[ACTION ITEM] The records appear below. Report how many of their lines contain the word "this", giving the number alone.

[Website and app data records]
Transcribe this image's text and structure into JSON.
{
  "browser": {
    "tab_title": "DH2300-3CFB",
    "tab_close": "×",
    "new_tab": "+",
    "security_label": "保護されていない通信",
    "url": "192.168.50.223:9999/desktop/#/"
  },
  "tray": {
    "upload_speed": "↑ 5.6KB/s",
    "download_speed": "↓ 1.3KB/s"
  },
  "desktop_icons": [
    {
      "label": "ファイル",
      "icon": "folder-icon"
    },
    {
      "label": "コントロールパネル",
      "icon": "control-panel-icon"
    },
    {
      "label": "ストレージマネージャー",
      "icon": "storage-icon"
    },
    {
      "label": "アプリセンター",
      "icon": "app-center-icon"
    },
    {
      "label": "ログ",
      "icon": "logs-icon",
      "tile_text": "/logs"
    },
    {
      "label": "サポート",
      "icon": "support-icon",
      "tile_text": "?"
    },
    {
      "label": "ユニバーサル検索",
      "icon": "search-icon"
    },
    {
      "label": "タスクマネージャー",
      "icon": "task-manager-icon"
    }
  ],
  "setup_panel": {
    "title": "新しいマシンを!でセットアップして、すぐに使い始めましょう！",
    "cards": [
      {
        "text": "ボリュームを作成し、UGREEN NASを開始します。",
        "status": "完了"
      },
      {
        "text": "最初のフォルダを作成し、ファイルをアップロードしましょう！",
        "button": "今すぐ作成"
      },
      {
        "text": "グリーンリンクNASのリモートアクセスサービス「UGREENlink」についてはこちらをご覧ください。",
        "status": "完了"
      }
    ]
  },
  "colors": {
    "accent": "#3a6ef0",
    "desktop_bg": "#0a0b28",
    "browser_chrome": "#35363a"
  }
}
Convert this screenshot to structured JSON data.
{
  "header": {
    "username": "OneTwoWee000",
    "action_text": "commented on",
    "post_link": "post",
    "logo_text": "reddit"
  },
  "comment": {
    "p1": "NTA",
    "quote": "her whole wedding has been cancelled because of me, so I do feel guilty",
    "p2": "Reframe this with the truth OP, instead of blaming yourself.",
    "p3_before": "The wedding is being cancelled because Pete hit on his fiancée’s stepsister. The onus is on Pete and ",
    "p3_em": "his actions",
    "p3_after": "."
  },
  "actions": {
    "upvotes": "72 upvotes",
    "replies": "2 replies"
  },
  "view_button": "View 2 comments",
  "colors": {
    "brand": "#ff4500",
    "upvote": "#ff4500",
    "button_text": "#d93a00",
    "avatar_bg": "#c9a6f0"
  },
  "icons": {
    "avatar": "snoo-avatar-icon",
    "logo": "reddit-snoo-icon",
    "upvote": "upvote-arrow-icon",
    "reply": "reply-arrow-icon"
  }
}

[PROBLEM SOLUTION] 3